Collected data
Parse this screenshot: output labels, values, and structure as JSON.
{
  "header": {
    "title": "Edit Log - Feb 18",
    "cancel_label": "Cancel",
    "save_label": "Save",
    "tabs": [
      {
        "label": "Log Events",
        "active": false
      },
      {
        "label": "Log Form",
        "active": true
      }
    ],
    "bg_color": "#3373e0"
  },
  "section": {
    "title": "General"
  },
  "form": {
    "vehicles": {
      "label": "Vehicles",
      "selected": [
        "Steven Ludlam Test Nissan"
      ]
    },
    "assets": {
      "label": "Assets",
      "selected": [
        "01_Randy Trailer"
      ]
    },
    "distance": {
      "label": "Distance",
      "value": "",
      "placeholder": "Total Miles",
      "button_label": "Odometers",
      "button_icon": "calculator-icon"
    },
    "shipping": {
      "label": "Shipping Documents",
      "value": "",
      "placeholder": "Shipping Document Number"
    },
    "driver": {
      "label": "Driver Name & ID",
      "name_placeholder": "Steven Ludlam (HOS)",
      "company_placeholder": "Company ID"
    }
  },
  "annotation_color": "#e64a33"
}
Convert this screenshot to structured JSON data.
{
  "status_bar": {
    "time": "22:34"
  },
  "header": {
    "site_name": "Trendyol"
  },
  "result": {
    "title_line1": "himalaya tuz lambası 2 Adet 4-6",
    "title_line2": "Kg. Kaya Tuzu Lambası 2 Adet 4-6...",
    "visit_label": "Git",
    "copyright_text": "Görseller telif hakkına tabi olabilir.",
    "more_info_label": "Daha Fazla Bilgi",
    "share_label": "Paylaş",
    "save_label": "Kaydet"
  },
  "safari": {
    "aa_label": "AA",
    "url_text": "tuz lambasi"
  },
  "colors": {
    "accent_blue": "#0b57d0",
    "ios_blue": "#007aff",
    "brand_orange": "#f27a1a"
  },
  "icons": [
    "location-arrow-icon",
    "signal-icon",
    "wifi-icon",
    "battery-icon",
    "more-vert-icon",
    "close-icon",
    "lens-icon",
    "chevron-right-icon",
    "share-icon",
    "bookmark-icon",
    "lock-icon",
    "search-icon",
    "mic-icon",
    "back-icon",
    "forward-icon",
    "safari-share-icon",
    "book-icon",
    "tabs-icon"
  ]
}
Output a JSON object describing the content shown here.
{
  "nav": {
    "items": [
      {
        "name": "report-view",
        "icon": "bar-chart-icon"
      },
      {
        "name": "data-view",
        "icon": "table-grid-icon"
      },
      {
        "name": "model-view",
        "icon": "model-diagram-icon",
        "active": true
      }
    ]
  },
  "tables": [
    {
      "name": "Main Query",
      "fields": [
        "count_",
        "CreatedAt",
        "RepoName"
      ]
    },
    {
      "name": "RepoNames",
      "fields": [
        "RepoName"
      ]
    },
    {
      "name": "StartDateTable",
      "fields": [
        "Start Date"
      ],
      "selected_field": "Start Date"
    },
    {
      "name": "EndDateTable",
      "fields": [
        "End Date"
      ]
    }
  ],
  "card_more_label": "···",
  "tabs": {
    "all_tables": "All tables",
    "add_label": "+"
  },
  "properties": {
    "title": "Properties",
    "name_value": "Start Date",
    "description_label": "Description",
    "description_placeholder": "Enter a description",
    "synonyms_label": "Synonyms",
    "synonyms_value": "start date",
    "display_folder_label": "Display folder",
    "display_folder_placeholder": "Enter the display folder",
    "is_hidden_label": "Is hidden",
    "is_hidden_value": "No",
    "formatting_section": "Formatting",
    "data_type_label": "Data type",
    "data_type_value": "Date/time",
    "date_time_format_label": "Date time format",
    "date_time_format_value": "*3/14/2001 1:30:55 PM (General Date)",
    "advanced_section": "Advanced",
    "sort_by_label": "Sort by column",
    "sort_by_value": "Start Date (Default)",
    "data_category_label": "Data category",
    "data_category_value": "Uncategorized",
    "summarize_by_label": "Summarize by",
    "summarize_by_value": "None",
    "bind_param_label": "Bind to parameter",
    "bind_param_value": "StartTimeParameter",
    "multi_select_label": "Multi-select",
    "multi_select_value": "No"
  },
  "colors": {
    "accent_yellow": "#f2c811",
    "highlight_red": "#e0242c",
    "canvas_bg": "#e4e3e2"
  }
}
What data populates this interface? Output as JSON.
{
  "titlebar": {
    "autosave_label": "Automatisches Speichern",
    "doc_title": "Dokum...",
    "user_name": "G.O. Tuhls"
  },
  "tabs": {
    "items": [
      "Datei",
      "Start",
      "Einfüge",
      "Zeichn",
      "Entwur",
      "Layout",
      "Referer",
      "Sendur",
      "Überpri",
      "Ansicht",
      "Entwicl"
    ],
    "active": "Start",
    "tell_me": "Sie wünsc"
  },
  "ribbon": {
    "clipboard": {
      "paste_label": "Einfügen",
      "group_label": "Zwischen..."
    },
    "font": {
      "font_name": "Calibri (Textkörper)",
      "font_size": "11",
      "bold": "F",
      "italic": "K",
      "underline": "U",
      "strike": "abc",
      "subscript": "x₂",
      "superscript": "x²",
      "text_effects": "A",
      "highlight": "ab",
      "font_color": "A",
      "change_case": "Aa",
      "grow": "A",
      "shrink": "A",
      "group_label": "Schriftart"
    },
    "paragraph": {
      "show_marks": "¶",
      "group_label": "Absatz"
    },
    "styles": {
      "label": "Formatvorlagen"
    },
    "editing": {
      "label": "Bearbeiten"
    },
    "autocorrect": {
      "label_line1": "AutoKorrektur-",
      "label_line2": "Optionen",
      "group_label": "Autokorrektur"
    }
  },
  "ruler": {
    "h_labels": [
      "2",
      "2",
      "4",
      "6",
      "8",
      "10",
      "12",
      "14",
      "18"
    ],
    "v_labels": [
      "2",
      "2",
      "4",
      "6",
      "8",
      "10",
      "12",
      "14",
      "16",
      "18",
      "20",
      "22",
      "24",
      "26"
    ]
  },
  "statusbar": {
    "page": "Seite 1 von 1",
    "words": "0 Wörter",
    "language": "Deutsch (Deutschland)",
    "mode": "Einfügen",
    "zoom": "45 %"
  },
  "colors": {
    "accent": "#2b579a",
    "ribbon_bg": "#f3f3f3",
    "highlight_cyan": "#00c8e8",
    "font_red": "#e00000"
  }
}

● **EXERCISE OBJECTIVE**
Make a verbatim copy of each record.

● **EXERCISE RESULT**
Parse this screenshot: output labels, values, and structure as JSON.
{
  "header": {
    "title": "Edit Log - Feb 18",
    "cancel_label": "Cancel",
    "save_label": "Save",
    "tabs": [
      {
        "label": "Log Events",
        "active": false
      },
      {
        "label": "Log Form",
        "active": true
      }
    ],
    "bg_color": "#3373e0"
  },
  "section": {
    "title": "General"
  },
  "form": {
    "vehicles": {
      "label": "Vehicles",
      "selected": [
        "Steven Ludlam Test Nissan"
      ]
    },
    "assets": {
      "label": "Assets",
      "selected": [
        "01_Randy Trailer"
      ]
    },
    "distance": {
      "label": "Distance",
      "value": "",
      "placeholder": "Total Miles",
      "button_label": "Odometers",
      "button_icon": "calculator-icon"
    },
    "shipping": {
      "label": "Shipping Documents",
      "value": "",
      "placeholder": "Shipping Document Number"
    },
    "driver": {
      "label": "Driver Name & ID",
      "name_placeholder": "Steven Ludlam (HOS)",
      "company_placeholder": "Company ID"
    }
  },
  "annotation_color": "#e64a33"
}
Convert this screenshot to structured JSON data.
{
  "status_bar": {
    "time": "22:34"
  },
  "header": {
    "site_name": "Trendyol"
  },
  "result": {
    "title_line1": "himalaya tuz lambası 2 Adet 4-6",
    "title_line2": "Kg. Kaya Tuzu Lambası 2 Adet 4-6...",
    "visit_label": "Git",
    "copyright_text": "Görseller telif hakkına tabi olabilir.",
    "more_info_label": "Daha Fazla Bilgi",
    "share_label": "Paylaş",
    "save_label": "Kaydet"
  },
  "safari": {
    "aa_label": "AA",
    "url_text": "tuz lambasi"
  },
  "colors": {
    "accent_blue": "#0b57d0",
    "ios_blue": "#007aff",
    "brand_orange": "#f27a1a"
  },
  "icons": [
    "location-arrow-icon",
    "signal-icon",
    "wifi-icon",
    "battery-icon",
    "more-vert-icon",
    "close-icon",
    "lens-icon",
    "chevron-right-icon",
    "share-icon",
    "bookmark-icon",
    "lock-icon",
    "search-icon",
    "mic-icon",
    "back-icon",
    "forward-icon",
    "safari-share-icon",
    "book-icon",
    "tabs-icon"
  ]
}
Output a JSON object describing the content shown here.
{
  "nav": {
    "items": [
      {
        "name": "report-view",
        "icon": "bar-chart-icon"
      },
      {
        "name": "data-view",
        "icon": "table-grid-icon"
      },
      {
        "name": "model-view",
        "icon": "model-diagram-icon",
        "active": true
      }
    ]
  },
  "tables": [
    {
      "name": "Main Query",
      "fields": [
        "count_",
        "CreatedAt",
        "RepoName"
      ]
    },
    {
      "name": "RepoNames",
      "fields": [
        "RepoName"
      ]
    },
    {
      "name": "StartDateTable",
      "fields": [
        "Start Date"
      ],
      "selected_field": "Start Date"
    },
    {
      "name": "EndDateTable",
      "fields": [
        "End Date"
      ]
    }
  ],
  "card_more_label": "···",
  "tabs": {
    "all_tables": "All tables",
    "add_label": "+"
  },
  "properties": {
    "title": "Properties",
    "name_value": "Start Date",
    "description_label": "Description",
    "description_placeholder": "Enter a description",
    "synonyms_label": "Synonyms",
    "synonyms_value": "start date",
    "display_folder_label": "Display folder",
    "display_folder_placeholder": "Enter the display folder",
    "is_hidden_label": "Is hidden",
    "is_hidden_value": "No",
    "formatting_section": "Formatting",
    "data_type_label": "Data type",
    "data_type_value": "Date/time",
    "date_time_format_label": "Date time format",
    "date_time_format_value": "*3/14/2001 1:30:55 PM (General Date)",
    "advanced_section": "Advanced",
    "sort_by_label": "Sort by column",
    "sort_by_value": "Start Date (Default)",
    "data_category_label": "Data category",
    "data_category_value": "Uncategorized",
    "summarize_by_label": "Summarize by",
    "summarize_by_value": "None",
    "bind_param_label": "Bind to parameter",
    "bind_param_value": "StartTimeParameter",
    "multi_select_label": "Multi-select",
    "multi_select_value": "No"
  },
  "colors": {
    "accent_yellow": "#f2c811",
    "highlight_red": "#e0242c",
    "canvas_bg": "#e4e3e2"
  }
}
What data populates this interface? Output as JSON.
{
  "titlebar": {
    "autosave_label": "Automatisches Speichern",
    "doc_title": "Dokum...",
    "user_name": "G.O. Tuhls"
  },
  "tabs": {
    "items": [
      "Datei",
      "Start",
      "Einfüge",
      "Zeichn",
      "Entwur",
      "Layout",
      "Referer",
      "Sendur",
      "Überpri",
      "Ansicht",
      "Entwicl"
    ],
    "active": "Start",
    "tell_me": "Sie wünsc"
  },
  "ribbon": {
    "clipboard": {
      "paste_label": "Einfügen",
      "group_label": "Zwischen..."
    },
    "font": {
      "font_name": "Calibri (Textkörper)",
      "font_size": "11",
      "bold": "F",
      "italic": "K",
      "underline": "U",
      "strike": "abc",
      "subscript": "x₂",
      "superscript": "x²",
      "text_effects": "A",
      "highlight": "ab",
      "font_color": "A",
      "change_case": "Aa",
      "grow": "A",
      "shrink": "A",
      "group_label": "Schriftart"
    },
    "paragraph": {
      "show_marks": "¶",
      "group_label": "Absatz"
    },
    "styles": {
      "label": "Formatvorlagen"
    },
    "editing": {
      "label": "Bearbeiten"
    },
    "autocorrect": {
      "label_line1": "AutoKorrektur-",
      "label_line2": "Optionen",
      "group_label": "Autokorrektur"
    }
  },
  "ruler": {
    "h_labels": [
      "2",
      "2",
      "4",
      "6",
      "8",
      "10",
      "12",
      "14",
      "18"
    ],
    "v_labels": [
      "2",
      "2",
      "4",
      "6",
      "8",
      "10",
      "12",
      "14",
      "16",
      "18",
      "20",
      "22",
      "24",
      "26"
    ]
  },
  "statusbar": {
    "page": "Seite 1 von 1",
    "words": "0 Wörter",
    "language": "Deutsch (Deutschland)",
    "mode": "Einfügen",
    "zoom": "45 %"
  },
  "colors": {
    "accent": "#2b579a",
    "ribbon_bg": "#f3f3f3",
    "highlight_cyan": "#00c8e8",
    "font_red": "#e00000"
  }
}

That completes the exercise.